WHAT IS EXPECTED
In the records below, find each line with "content" and copy it.

DATA FOR PROCESSING
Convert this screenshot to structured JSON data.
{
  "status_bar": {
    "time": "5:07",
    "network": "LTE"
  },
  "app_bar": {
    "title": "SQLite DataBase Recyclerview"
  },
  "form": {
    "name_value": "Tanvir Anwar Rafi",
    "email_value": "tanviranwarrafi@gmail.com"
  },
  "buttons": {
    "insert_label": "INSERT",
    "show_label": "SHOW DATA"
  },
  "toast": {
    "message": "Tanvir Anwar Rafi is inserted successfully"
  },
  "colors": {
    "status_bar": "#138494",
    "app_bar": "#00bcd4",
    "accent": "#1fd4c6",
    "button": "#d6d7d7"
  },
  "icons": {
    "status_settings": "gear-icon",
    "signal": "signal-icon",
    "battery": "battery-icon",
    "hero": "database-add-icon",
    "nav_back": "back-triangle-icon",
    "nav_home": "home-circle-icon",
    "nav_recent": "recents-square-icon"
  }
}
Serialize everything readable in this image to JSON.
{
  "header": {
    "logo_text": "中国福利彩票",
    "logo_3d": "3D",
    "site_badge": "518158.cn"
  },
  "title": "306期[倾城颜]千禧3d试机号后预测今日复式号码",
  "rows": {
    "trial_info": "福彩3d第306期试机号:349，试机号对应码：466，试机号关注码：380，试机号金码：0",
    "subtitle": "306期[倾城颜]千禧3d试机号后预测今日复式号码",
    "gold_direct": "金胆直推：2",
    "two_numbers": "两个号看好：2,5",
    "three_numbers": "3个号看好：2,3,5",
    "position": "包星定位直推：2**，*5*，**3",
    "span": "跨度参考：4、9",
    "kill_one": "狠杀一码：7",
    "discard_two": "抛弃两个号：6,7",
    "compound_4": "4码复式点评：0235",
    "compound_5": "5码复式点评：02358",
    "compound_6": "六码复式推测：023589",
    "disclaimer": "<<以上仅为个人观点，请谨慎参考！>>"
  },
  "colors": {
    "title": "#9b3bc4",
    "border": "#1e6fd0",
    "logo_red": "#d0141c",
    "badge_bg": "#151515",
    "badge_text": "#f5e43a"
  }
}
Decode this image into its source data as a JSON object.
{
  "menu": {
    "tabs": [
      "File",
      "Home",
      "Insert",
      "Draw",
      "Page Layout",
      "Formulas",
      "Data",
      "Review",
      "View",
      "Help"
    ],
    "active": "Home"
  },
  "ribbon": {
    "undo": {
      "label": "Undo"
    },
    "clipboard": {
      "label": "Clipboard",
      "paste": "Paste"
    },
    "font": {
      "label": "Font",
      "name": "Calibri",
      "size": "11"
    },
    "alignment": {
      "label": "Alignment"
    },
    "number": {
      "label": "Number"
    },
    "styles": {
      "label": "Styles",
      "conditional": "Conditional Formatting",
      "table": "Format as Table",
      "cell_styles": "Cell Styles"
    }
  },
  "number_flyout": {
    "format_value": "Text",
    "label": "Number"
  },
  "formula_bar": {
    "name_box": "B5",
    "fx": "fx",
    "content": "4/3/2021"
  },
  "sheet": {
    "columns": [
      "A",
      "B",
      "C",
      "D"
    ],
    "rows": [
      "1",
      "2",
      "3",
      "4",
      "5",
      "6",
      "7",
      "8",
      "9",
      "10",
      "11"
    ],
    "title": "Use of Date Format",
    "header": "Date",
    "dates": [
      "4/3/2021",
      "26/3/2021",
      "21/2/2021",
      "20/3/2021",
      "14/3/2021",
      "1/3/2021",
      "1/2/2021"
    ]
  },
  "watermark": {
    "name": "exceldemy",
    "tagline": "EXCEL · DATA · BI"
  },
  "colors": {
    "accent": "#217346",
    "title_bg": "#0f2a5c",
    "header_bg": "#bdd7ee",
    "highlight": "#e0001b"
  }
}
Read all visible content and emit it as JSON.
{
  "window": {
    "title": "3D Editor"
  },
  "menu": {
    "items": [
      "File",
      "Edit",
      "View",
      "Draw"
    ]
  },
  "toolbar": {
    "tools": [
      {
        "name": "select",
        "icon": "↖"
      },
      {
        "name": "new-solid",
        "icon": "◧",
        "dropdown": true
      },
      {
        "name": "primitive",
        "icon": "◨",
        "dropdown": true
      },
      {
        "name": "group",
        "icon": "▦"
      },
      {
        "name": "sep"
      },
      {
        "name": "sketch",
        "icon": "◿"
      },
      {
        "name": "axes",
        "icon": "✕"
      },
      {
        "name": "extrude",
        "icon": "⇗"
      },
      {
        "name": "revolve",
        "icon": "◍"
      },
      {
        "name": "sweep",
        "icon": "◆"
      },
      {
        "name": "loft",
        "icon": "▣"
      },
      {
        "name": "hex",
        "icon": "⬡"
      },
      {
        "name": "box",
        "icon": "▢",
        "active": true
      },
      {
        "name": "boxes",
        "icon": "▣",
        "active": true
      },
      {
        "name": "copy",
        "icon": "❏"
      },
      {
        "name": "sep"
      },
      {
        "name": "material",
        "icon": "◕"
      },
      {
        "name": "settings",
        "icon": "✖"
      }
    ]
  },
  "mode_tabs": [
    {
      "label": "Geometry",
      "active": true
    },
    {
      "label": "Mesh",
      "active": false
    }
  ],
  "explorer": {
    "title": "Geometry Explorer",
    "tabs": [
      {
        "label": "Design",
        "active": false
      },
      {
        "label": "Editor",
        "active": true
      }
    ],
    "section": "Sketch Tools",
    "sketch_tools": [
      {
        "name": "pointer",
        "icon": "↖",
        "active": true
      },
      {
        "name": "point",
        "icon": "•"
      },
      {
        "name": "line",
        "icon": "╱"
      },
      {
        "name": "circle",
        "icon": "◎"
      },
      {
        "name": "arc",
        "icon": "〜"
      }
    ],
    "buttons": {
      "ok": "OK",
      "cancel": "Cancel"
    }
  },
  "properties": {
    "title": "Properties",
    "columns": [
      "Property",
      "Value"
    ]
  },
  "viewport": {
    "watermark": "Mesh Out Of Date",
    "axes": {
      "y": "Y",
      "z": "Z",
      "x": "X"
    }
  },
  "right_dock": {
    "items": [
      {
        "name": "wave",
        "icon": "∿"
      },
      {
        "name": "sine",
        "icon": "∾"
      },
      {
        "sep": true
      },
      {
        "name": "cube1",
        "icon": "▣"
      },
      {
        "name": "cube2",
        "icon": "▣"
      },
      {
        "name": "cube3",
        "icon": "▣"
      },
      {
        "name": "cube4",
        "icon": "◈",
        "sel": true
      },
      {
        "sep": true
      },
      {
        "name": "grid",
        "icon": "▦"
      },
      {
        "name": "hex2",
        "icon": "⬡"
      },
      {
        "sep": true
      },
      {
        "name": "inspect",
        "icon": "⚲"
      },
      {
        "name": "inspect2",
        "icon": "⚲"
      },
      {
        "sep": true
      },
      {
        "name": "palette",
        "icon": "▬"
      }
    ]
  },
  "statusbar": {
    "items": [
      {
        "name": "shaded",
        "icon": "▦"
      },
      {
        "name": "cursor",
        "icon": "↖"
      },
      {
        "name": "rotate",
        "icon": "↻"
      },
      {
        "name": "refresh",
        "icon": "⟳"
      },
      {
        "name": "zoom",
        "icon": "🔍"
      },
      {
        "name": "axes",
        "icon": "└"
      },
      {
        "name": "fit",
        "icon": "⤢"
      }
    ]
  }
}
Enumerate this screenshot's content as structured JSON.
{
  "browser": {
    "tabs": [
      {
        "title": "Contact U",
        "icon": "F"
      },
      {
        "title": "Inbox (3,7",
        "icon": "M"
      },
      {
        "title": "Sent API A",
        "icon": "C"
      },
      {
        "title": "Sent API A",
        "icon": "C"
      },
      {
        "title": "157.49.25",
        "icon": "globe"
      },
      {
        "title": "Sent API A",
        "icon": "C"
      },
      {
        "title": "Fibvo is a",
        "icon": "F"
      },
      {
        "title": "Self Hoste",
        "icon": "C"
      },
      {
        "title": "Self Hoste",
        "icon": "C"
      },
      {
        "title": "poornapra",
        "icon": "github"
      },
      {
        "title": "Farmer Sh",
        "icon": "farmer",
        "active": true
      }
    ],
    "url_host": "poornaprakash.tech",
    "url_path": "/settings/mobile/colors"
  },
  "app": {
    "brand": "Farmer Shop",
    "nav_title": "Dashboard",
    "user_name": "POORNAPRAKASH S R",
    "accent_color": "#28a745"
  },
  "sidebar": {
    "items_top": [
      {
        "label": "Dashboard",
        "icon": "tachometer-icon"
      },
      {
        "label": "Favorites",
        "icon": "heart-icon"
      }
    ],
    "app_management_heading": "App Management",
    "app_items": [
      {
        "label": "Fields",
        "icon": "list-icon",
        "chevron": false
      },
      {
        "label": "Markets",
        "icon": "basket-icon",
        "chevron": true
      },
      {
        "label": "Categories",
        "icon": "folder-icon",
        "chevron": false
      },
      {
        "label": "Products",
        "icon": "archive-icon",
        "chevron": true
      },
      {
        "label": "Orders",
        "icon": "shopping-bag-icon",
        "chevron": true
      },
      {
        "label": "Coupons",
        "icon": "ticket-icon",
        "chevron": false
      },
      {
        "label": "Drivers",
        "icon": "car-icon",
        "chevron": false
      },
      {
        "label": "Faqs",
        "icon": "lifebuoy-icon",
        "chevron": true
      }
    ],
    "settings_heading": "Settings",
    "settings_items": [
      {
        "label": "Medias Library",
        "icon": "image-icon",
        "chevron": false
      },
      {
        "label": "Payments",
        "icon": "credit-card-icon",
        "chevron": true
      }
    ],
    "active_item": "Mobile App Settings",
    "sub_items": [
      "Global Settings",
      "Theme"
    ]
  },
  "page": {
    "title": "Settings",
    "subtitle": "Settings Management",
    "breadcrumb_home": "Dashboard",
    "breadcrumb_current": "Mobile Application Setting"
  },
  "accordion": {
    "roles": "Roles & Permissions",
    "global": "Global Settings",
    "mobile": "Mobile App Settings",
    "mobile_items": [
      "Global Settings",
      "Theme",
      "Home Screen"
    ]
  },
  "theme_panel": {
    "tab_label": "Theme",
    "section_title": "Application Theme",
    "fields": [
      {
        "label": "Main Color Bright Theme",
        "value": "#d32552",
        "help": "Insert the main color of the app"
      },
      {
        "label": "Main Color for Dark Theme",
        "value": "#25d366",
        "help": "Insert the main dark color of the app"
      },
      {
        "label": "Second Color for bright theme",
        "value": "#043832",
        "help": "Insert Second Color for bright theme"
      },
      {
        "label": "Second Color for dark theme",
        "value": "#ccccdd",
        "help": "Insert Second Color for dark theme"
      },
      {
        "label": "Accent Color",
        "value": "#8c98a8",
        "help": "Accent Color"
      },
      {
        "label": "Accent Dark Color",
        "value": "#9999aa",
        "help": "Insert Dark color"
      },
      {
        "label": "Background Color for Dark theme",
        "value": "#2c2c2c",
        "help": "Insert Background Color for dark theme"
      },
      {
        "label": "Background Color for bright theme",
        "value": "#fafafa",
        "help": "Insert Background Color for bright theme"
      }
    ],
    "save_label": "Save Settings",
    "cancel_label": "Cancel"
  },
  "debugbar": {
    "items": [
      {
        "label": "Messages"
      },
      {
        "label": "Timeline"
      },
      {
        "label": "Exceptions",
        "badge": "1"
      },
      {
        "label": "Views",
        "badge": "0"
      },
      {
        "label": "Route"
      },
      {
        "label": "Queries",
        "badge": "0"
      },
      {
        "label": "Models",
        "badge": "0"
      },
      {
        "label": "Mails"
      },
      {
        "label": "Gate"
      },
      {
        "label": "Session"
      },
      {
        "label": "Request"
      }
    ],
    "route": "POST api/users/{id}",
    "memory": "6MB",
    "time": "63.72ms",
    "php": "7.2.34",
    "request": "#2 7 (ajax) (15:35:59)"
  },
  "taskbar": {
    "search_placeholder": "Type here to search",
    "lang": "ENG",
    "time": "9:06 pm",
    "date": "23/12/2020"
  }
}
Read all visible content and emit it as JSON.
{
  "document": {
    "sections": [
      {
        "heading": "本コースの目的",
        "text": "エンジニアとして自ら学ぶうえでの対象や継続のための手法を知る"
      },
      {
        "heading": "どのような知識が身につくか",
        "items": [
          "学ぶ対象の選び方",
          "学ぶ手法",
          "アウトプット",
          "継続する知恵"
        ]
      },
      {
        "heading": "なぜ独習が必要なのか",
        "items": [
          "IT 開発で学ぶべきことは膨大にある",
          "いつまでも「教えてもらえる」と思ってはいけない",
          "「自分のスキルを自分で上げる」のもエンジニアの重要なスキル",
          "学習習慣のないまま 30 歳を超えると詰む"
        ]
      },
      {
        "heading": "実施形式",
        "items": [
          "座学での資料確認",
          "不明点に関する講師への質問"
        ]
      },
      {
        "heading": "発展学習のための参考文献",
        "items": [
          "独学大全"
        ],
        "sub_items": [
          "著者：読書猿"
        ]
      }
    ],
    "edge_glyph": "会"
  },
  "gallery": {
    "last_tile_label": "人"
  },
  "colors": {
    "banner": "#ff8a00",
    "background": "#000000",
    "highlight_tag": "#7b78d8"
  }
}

OUTPUT OF THE TASK
    "content": "4/3/2021"
Read all visible content and emit it as JSON.
Enumerate this screenshot's content as structured JSON.
Read all visible content and emit it as JSON.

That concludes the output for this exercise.